Famous for his innovative programming and devotion to contemporary music from his homeland, Georgian conductor Jansug Kakhidze gained wide recognition during his life as a close friend and strong advocate of composer Giya Kancheli, recording his entire cycle of seven symphonies along with many other works.
Nicknamed "the Slavic Karajan" for his charismatic style, Kakhidze was born in Tbilisi, Georgia, at a time when the state was controlled by the former Soviet Union. He received an initial diploma in choral conducting from the Tbilisi V. Saradjishvili State Conservatory, where he later returned to complete a diploma in orchestral conducting under professor Odisseiy Dimitriedi. Following his graduation, he spent considerable time in Moscow, where he worked with renowned conductor Igor Markevitch.
In 1957, Kakhidze founded the vocal ensemble Shvidkaca, which within two years would claim top honors at both the sixth World Festival of Youth (Moscow) and the International Exhibition (Brussels). During this time, Kakhidze was also the music director of the Georgian State Choir.
Beginning in 1962, Kakhidze was able to utilize a post as conductor of the Tbilisi Opera and Ballet Theater as a springboard for his guest-conducting career. With his additional engagements abroad, Kakhidze began to introduce an increasing amount of Georgian contemporary music to the rest of the world. In the early '70s, Kakhidze brought the Georgian opera Abesalom and Eteri by Zakhari Paliashvili to Lodzy, Poland. In addition to standard operatic repertoire, later productions included numerous Georgian works such as Kancheli's Music for Alive and Bidzina Kvernadze's In the Eighth Century and the Princess of Kolkhida.
Testament to his enduring leadership was Kakhidze's position as music director at the helm of the Georgian State Symphony Orchestra beginning in 1973. Lasting two decades, his tenure was marked by significant enhancement in ensemble quality, breadth of repertoire, and visibility west of the Black Sea, especially evident during a series of tours of Europe and the British Isles in the late '80s.
The peak of Kakhidze's career included numerous appearances conducting throughout Europe and Australia. His performance of Berlioz's Damnation of Faust with the Orchestra de Paris in 1990 drew high praise from critics and helped him secure further international success in places such as the United States, where he appeared as a guest conductor with both the Boston Symphony and the National Symphony Orchestra. A strong leader and arts advocate within the Georgian political framework, Kakhidze was able to see many of his personal projects successfully brought to life. In 1989, the Jansug Kakhidze Tbilisi Center for Music and Culture opened its doors to the public, bringing with it the coinciding annual music festival now known as Autumn Tbilisi. The Tbilisi Center, which contains numerous concert halls and a recording studio, continues to function as an important vehicle for the promotion of Georgian culture around the world. In 1993, Kakhidze founded his own Tbilisi Symphony Orchestra, with which he made a number of recordings and toured with extensively. Kakhidze also founded the Tbilisi Boy Choir, his final accomplishment before his death from throat cancer in 2002.

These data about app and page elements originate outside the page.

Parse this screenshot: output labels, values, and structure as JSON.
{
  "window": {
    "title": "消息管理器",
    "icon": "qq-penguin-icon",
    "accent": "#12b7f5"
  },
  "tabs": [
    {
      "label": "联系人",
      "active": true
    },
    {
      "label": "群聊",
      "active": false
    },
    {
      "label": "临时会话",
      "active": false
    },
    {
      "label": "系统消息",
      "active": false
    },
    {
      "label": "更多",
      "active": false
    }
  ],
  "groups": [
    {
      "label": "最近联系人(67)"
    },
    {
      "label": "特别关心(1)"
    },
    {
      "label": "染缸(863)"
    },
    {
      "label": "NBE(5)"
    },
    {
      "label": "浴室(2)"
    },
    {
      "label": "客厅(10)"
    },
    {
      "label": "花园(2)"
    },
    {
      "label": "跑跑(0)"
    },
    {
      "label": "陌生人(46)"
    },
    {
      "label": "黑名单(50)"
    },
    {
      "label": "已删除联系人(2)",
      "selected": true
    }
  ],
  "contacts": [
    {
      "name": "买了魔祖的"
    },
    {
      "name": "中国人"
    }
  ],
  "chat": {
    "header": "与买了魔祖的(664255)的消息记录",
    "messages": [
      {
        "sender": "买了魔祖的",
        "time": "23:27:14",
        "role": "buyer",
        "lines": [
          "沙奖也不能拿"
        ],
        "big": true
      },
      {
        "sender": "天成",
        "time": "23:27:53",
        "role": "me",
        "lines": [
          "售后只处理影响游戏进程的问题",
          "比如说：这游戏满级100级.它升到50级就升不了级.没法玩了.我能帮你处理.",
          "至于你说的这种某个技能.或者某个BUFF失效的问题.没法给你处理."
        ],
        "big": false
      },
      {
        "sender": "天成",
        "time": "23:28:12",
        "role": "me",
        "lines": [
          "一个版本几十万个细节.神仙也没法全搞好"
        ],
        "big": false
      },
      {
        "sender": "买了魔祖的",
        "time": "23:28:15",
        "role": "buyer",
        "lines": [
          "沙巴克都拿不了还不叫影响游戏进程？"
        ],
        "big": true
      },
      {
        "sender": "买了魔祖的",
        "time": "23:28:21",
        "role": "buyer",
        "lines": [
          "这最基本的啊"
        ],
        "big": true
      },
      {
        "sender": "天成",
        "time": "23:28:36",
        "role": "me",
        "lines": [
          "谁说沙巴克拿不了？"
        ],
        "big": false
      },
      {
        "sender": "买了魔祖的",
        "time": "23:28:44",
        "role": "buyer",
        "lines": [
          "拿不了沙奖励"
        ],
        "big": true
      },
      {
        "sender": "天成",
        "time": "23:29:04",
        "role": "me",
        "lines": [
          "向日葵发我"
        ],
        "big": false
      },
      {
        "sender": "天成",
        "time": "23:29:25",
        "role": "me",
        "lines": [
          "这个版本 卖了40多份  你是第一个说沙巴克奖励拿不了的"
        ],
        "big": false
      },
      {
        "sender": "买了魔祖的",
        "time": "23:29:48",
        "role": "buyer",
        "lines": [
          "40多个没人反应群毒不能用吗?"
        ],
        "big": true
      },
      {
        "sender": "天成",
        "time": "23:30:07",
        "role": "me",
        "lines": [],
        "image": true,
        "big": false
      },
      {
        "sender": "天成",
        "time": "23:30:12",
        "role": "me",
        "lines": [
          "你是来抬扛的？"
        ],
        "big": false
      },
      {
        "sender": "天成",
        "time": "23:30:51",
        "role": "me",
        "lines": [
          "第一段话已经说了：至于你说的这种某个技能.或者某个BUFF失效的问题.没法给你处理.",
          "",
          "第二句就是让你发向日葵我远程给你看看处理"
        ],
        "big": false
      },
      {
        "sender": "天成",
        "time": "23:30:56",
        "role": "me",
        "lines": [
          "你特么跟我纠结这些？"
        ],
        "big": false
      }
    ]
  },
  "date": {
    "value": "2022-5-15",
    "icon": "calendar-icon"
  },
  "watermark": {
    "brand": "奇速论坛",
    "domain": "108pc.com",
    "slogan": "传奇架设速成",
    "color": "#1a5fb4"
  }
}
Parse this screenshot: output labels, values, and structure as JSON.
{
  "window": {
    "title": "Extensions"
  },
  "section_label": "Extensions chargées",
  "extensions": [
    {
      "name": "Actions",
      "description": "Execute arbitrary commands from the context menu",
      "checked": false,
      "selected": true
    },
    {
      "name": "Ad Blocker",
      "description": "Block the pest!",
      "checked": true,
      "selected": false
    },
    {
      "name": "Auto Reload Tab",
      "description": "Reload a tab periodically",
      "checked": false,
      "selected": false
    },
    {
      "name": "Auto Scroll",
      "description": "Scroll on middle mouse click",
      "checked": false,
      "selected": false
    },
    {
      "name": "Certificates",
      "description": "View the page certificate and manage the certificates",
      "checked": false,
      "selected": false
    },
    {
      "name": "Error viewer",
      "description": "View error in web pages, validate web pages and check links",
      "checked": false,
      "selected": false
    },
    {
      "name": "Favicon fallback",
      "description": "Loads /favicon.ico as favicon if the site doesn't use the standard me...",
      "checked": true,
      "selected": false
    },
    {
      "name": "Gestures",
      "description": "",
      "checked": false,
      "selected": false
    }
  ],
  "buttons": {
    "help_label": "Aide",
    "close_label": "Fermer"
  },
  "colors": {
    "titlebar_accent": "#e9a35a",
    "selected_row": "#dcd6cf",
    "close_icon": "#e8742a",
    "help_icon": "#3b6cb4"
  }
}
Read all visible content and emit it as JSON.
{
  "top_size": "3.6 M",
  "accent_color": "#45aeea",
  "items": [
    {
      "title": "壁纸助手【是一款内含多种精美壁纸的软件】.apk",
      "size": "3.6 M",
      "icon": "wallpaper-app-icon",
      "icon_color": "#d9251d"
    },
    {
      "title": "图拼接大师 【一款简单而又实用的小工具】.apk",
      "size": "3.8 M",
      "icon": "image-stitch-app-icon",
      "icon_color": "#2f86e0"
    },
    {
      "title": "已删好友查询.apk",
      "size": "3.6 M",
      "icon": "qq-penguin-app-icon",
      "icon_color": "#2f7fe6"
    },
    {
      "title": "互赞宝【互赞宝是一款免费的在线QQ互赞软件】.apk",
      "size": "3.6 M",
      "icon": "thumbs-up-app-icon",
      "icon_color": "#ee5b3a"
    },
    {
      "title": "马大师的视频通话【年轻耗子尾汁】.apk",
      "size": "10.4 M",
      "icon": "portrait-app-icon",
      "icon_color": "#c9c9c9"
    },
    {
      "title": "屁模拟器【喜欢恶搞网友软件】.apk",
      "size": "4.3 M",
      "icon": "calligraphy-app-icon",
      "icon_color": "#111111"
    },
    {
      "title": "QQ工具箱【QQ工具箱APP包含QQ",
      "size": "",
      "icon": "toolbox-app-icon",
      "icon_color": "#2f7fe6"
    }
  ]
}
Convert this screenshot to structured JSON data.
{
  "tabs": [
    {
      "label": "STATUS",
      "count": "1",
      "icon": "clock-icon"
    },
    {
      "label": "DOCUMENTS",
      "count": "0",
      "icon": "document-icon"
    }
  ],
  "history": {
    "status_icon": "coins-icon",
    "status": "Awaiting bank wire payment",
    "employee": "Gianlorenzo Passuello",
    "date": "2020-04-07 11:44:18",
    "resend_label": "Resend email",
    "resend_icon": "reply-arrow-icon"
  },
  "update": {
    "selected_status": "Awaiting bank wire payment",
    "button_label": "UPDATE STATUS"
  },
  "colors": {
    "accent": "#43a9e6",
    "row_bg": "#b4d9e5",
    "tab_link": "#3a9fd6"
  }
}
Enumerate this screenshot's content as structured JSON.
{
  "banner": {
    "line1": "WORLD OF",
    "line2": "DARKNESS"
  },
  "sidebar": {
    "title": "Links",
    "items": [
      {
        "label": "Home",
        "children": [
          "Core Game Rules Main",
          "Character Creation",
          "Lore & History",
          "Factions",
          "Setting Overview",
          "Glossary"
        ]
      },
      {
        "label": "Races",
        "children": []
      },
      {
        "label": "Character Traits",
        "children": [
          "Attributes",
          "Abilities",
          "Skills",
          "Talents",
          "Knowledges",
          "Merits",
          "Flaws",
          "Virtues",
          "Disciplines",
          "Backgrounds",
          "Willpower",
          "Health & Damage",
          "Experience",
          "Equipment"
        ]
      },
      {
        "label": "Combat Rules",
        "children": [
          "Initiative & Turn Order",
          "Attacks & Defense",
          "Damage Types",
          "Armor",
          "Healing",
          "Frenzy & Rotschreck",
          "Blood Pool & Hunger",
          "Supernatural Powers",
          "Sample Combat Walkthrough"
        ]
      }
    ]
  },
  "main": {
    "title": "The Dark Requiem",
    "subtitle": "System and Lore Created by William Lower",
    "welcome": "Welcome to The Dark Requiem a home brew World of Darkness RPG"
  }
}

The recipient of a number of honors, Kakhidze received the 1977 Rustaveli State Prize, the Special Prize of the Tbilisi Municipality, and the Order of Honor of Georgia in 1996.